▶ [Task brief] Would you repeat, exactly as given, the line with "Read all visible content and emit it as JSON." and every line after it to the end of the entries?

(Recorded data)
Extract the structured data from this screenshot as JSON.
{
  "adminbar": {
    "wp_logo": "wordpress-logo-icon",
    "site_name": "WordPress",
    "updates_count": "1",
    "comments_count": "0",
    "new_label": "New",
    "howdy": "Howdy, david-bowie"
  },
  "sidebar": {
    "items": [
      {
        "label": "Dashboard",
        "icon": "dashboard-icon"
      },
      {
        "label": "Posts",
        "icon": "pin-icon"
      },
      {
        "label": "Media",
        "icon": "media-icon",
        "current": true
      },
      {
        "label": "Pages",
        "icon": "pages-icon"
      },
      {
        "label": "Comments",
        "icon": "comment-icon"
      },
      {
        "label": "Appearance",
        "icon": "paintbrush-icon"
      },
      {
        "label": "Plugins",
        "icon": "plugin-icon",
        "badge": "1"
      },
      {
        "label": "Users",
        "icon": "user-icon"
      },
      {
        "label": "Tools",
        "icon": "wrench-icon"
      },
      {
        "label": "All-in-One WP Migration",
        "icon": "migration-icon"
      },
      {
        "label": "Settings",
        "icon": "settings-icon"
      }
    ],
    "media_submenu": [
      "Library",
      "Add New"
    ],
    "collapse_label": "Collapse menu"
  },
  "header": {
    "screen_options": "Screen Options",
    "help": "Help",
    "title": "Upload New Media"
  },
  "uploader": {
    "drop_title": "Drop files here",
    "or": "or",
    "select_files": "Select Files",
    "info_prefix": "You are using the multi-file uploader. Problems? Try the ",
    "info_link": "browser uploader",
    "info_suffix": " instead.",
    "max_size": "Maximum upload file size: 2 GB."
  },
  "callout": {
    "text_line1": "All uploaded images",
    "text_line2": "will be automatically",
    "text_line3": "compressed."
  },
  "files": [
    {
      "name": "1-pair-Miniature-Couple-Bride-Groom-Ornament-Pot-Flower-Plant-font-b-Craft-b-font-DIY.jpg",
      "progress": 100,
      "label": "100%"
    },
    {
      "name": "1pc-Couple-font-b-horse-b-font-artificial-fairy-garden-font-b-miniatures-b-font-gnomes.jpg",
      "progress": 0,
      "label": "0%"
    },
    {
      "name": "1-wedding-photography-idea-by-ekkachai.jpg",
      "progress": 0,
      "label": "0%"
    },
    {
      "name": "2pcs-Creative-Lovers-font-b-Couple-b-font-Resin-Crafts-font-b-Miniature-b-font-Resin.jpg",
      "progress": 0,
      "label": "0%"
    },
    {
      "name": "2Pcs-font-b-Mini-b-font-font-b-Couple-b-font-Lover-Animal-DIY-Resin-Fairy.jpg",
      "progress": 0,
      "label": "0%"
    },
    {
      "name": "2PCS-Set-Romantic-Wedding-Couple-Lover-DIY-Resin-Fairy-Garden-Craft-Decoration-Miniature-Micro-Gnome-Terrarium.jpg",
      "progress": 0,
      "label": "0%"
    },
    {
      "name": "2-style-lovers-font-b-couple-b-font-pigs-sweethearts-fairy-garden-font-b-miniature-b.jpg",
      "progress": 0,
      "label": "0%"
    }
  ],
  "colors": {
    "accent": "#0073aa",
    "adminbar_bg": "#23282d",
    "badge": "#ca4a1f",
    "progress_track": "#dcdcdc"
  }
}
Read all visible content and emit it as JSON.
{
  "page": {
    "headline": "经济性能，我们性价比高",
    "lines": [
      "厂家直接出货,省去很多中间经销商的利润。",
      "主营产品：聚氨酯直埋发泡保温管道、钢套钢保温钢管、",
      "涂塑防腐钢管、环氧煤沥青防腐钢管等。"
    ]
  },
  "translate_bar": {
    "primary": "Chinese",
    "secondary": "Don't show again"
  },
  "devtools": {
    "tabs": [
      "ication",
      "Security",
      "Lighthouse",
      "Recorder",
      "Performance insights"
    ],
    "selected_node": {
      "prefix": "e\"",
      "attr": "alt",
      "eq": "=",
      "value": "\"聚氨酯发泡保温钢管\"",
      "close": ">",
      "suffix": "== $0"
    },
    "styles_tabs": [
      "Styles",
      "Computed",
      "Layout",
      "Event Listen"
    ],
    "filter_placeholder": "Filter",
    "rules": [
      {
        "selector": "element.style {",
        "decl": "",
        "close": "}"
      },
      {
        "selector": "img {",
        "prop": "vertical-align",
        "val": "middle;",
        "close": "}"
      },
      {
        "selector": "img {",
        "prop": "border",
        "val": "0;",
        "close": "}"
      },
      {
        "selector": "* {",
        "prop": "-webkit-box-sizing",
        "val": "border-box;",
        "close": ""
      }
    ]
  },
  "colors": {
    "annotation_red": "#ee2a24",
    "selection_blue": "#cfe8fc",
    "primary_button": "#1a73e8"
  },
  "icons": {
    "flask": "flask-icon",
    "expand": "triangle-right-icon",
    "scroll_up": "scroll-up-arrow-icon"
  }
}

▶ [Output for this exercise]
Read all visible content and emit it as JSON.
{
  "page": {
    "headline": "经济性能，我们性价比高",
    "lines": [
      "厂家直接出货,省去很多中间经销商的利润。",
      "主营产品：聚氨酯直埋发泡保温管道、钢套钢保温钢管、",
      "涂塑防腐钢管、环氧煤沥青防腐钢管等。"
    ]
  },
  "translate_bar": {
    "primary": "Chinese",
    "secondary": "Don't show again"
  },
  "devtools": {
    "tabs": [
      "ication",
      "Security",
      "Lighthouse",
      "Recorder",
      "Performance insights"
    ],
    "selected_node": {
      "prefix": "e\"",
      "attr": "alt",
      "eq": "=",
      "value": "\"聚氨酯发泡保温钢管\"",
      "close": ">",
      "suffix": "== $0"
    },
    "styles_tabs": [
      "Styles",
      "Computed",
      "Layout",
      "Event Listen"
    ],
    "filter_placeholder": "Filter",
    "rules": [
      {
        "selector": "element.style {",
        "decl": "",
        "close": "}"
      },
      {
        "selector": "img {",
        "prop": "vertical-align",
        "val": "middle;",
        "close": "}"
      },
      {
        "selector": "img {",
        "prop": "border",
        "val": "0;",
        "close": "}"
      },
      {
        "selector": "* {",
        "prop": "-webkit-box-sizing",
        "val": "border-box;",
        "close": ""
      }
    ]
  },
  "colors": {
    "annotation_red": "#ee2a24",
    "selection_blue": "#cfe8fc",
    "primary_button": "#1a73e8"
  },
  "icons": {
    "flask": "flask-icon",
    "expand": "triangle-right-icon",
    "scroll_up": "scroll-up-arrow-icon"
  }
}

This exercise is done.